━━ Records ━━

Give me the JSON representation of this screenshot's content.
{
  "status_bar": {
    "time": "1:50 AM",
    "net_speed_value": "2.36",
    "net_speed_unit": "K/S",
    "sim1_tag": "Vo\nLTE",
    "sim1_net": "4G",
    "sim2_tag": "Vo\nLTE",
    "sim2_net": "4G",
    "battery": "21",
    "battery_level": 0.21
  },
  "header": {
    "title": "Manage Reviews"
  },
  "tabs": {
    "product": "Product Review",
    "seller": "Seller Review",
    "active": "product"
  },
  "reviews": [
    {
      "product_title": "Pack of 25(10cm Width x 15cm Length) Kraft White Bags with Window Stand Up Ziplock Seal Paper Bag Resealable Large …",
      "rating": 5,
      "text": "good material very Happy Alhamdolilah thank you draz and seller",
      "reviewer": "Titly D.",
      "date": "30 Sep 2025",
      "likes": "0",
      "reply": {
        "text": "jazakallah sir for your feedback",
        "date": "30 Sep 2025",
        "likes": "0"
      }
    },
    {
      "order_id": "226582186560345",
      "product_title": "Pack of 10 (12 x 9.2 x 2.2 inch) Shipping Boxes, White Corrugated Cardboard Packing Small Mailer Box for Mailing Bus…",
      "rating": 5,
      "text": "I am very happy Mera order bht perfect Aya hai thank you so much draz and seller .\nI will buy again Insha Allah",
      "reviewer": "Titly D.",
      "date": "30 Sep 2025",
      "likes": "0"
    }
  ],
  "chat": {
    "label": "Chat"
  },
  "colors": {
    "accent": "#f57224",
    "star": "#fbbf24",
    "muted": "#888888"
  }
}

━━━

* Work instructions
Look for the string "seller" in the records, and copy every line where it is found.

* Response to the task
    "seller": "Seller Review",
      "text": "good material very Happy Alhamdolilah thank you draz and seller",
      "text": "I am very happy Mera order bht perfect Aya hai thank you so much draz and seller .\nI will buy again Insha Allah",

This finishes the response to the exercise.